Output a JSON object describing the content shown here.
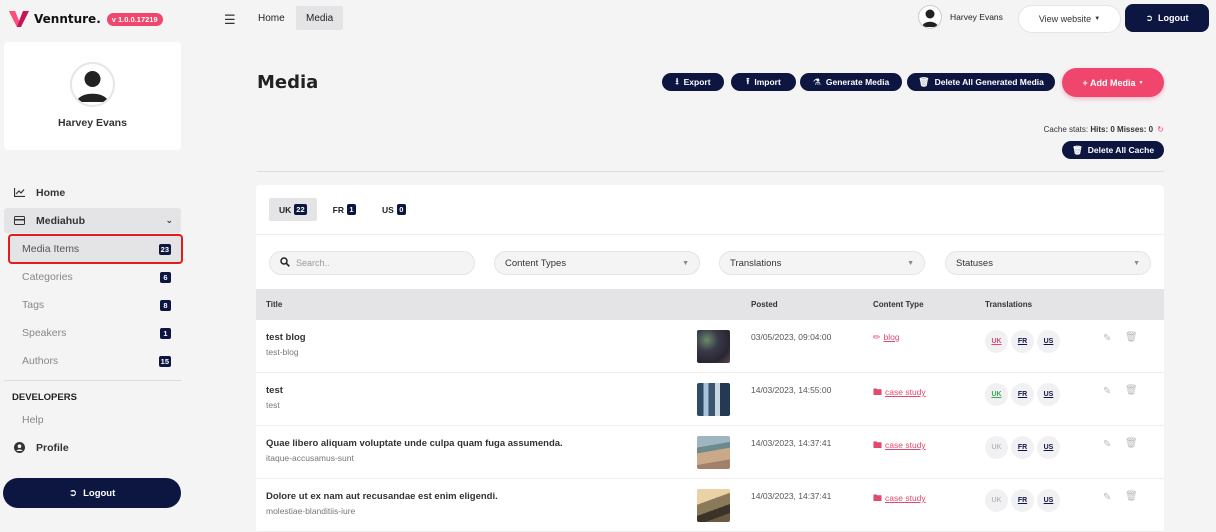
{
  "brand": {
    "name": "Vennture.",
    "version": "v 1.0.0.17219"
  },
  "profile": {
    "name": "Harvey Evans"
  },
  "nav": {
    "home": "Home",
    "mediahub": "Mediahub",
    "sub_items": [
      {
        "label": "Media Items",
        "count": "23"
      },
      {
        "label": "Categories",
        "count": "6"
      },
      {
        "label": "Tags",
        "count": "8"
      },
      {
        "label": "Speakers",
        "count": "1"
      },
      {
        "label": "Authors",
        "count": "15"
      }
    ],
    "developers": "DEVELOPERS",
    "help": "Help",
    "profile": "Profile",
    "logout": "Logout"
  },
  "topbar": {
    "breadcrumbs": [
      "Home",
      "Media"
    ],
    "user_name": "Harvey Evans",
    "view_website": "View website",
    "logout": "Logout"
  },
  "page": {
    "title": "Media"
  },
  "actions": {
    "export": "Export",
    "import": "Import",
    "generate": "Generate Media",
    "delete_generated": "Delete All Generated Media",
    "add_media": "+ Add Media"
  },
  "cache": {
    "label": "Cache stats:",
    "hits": "Hits: 0",
    "misses": "Misses: 0",
    "delete": "Delete All Cache"
  },
  "tabs": [
    {
      "label": "UK",
      "count": "22"
    },
    {
      "label": "FR",
      "count": "1"
    },
    {
      "label": "US",
      "count": "0"
    }
  ],
  "filters": {
    "search_placeholder": "Search..",
    "content_types": "Content Types",
    "translations": "Translations",
    "statuses": "Statuses"
  },
  "table": {
    "columns": [
      "Title",
      "Posted",
      "Content Type",
      "Translations"
    ],
    "rows": [
      {
        "title": "test blog",
        "slug": "test-blog",
        "posted": "03/05/2023, 09:04:00",
        "content_type": "blog",
        "translations": [
          "UK",
          "FR",
          "US"
        ]
      },
      {
        "title": "test",
        "slug": "test",
        "posted": "14/03/2023, 14:55:00",
        "content_type": "case study",
        "translations": [
          "UK",
          "FR",
          "US"
        ]
      },
      {
        "title": "Quae libero aliquam voluptate unde culpa quam fuga assumenda.",
        "slug": "itaque-accusamus-sunt",
        "posted": "14/03/2023, 14:37:41",
        "content_type": "case study",
        "translations": [
          "UK",
          "FR",
          "US"
        ]
      },
      {
        "title": "Dolore ut ex nam aut recusandae est enim eligendi.",
        "slug": "molestiae-blanditiis-iure",
        "posted": "14/03/2023, 14:37:41",
        "content_type": "case study",
        "translations": [
          "UK",
          "FR",
          "US"
        ]
      }
    ]
  },
  "colors": {
    "navy": "#0d1541",
    "pink": "#f0456c",
    "highlight": "#e01c1c"
  }
}
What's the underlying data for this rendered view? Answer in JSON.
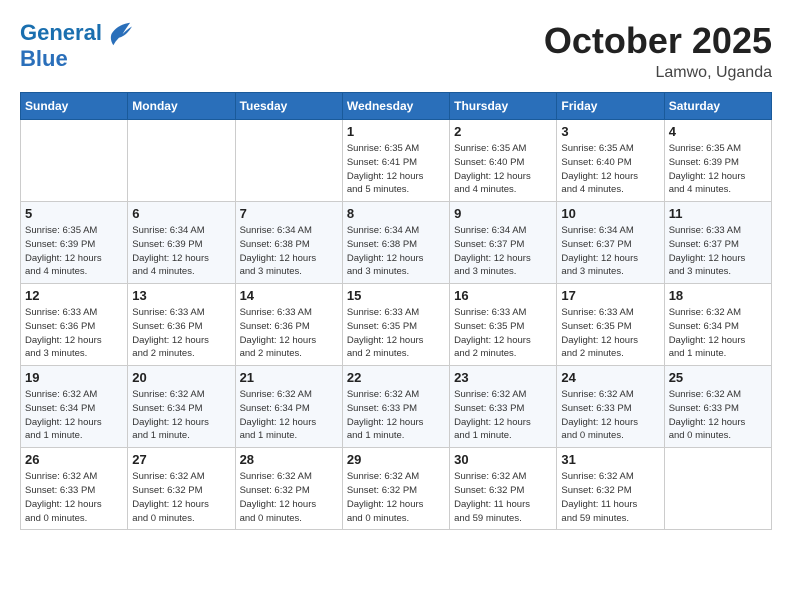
{
  "header": {
    "logo_line1": "General",
    "logo_line2": "Blue",
    "month": "October 2025",
    "location": "Lamwo, Uganda"
  },
  "days_of_week": [
    "Sunday",
    "Monday",
    "Tuesday",
    "Wednesday",
    "Thursday",
    "Friday",
    "Saturday"
  ],
  "weeks": [
    [
      {
        "day": "",
        "info": ""
      },
      {
        "day": "",
        "info": ""
      },
      {
        "day": "",
        "info": ""
      },
      {
        "day": "1",
        "info": "Sunrise: 6:35 AM\nSunset: 6:41 PM\nDaylight: 12 hours\nand 5 minutes."
      },
      {
        "day": "2",
        "info": "Sunrise: 6:35 AM\nSunset: 6:40 PM\nDaylight: 12 hours\nand 4 minutes."
      },
      {
        "day": "3",
        "info": "Sunrise: 6:35 AM\nSunset: 6:40 PM\nDaylight: 12 hours\nand 4 minutes."
      },
      {
        "day": "4",
        "info": "Sunrise: 6:35 AM\nSunset: 6:39 PM\nDaylight: 12 hours\nand 4 minutes."
      }
    ],
    [
      {
        "day": "5",
        "info": "Sunrise: 6:35 AM\nSunset: 6:39 PM\nDaylight: 12 hours\nand 4 minutes."
      },
      {
        "day": "6",
        "info": "Sunrise: 6:34 AM\nSunset: 6:39 PM\nDaylight: 12 hours\nand 4 minutes."
      },
      {
        "day": "7",
        "info": "Sunrise: 6:34 AM\nSunset: 6:38 PM\nDaylight: 12 hours\nand 3 minutes."
      },
      {
        "day": "8",
        "info": "Sunrise: 6:34 AM\nSunset: 6:38 PM\nDaylight: 12 hours\nand 3 minutes."
      },
      {
        "day": "9",
        "info": "Sunrise: 6:34 AM\nSunset: 6:37 PM\nDaylight: 12 hours\nand 3 minutes."
      },
      {
        "day": "10",
        "info": "Sunrise: 6:34 AM\nSunset: 6:37 PM\nDaylight: 12 hours\nand 3 minutes."
      },
      {
        "day": "11",
        "info": "Sunrise: 6:33 AM\nSunset: 6:37 PM\nDaylight: 12 hours\nand 3 minutes."
      }
    ],
    [
      {
        "day": "12",
        "info": "Sunrise: 6:33 AM\nSunset: 6:36 PM\nDaylight: 12 hours\nand 3 minutes."
      },
      {
        "day": "13",
        "info": "Sunrise: 6:33 AM\nSunset: 6:36 PM\nDaylight: 12 hours\nand 2 minutes."
      },
      {
        "day": "14",
        "info": "Sunrise: 6:33 AM\nSunset: 6:36 PM\nDaylight: 12 hours\nand 2 minutes."
      },
      {
        "day": "15",
        "info": "Sunrise: 6:33 AM\nSunset: 6:35 PM\nDaylight: 12 hours\nand 2 minutes."
      },
      {
        "day": "16",
        "info": "Sunrise: 6:33 AM\nSunset: 6:35 PM\nDaylight: 12 hours\nand 2 minutes."
      },
      {
        "day": "17",
        "info": "Sunrise: 6:33 AM\nSunset: 6:35 PM\nDaylight: 12 hours\nand 2 minutes."
      },
      {
        "day": "18",
        "info": "Sunrise: 6:32 AM\nSunset: 6:34 PM\nDaylight: 12 hours\nand 1 minute."
      }
    ],
    [
      {
        "day": "19",
        "info": "Sunrise: 6:32 AM\nSunset: 6:34 PM\nDaylight: 12 hours\nand 1 minute."
      },
      {
        "day": "20",
        "info": "Sunrise: 6:32 AM\nSunset: 6:34 PM\nDaylight: 12 hours\nand 1 minute."
      },
      {
        "day": "21",
        "info": "Sunrise: 6:32 AM\nSunset: 6:34 PM\nDaylight: 12 hours\nand 1 minute."
      },
      {
        "day": "22",
        "info": "Sunrise: 6:32 AM\nSunset: 6:33 PM\nDaylight: 12 hours\nand 1 minute."
      },
      {
        "day": "23",
        "info": "Sunrise: 6:32 AM\nSunset: 6:33 PM\nDaylight: 12 hours\nand 1 minute."
      },
      {
        "day": "24",
        "info": "Sunrise: 6:32 AM\nSunset: 6:33 PM\nDaylight: 12 hours\nand 0 minutes."
      },
      {
        "day": "25",
        "info": "Sunrise: 6:32 AM\nSunset: 6:33 PM\nDaylight: 12 hours\nand 0 minutes."
      }
    ],
    [
      {
        "day": "26",
        "info": "Sunrise: 6:32 AM\nSunset: 6:33 PM\nDaylight: 12 hours\nand 0 minutes."
      },
      {
        "day": "27",
        "info": "Sunrise: 6:32 AM\nSunset: 6:32 PM\nDaylight: 12 hours\nand 0 minutes."
      },
      {
        "day": "28",
        "info": "Sunrise: 6:32 AM\nSunset: 6:32 PM\nDaylight: 12 hours\nand 0 minutes."
      },
      {
        "day": "29",
        "info": "Sunrise: 6:32 AM\nSunset: 6:32 PM\nDaylight: 12 hours\nand 0 minutes."
      },
      {
        "day": "30",
        "info": "Sunrise: 6:32 AM\nSunset: 6:32 PM\nDaylight: 11 hours\nand 59 minutes."
      },
      {
        "day": "31",
        "info": "Sunrise: 6:32 AM\nSunset: 6:32 PM\nDaylight: 11 hours\nand 59 minutes."
      },
      {
        "day": "",
        "info": ""
      }
    ]
  ]
}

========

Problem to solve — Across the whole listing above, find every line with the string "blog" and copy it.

Solution for this problem —
        "title": "test blog",
        "slug": "test-blog",
        "content_type": "blog",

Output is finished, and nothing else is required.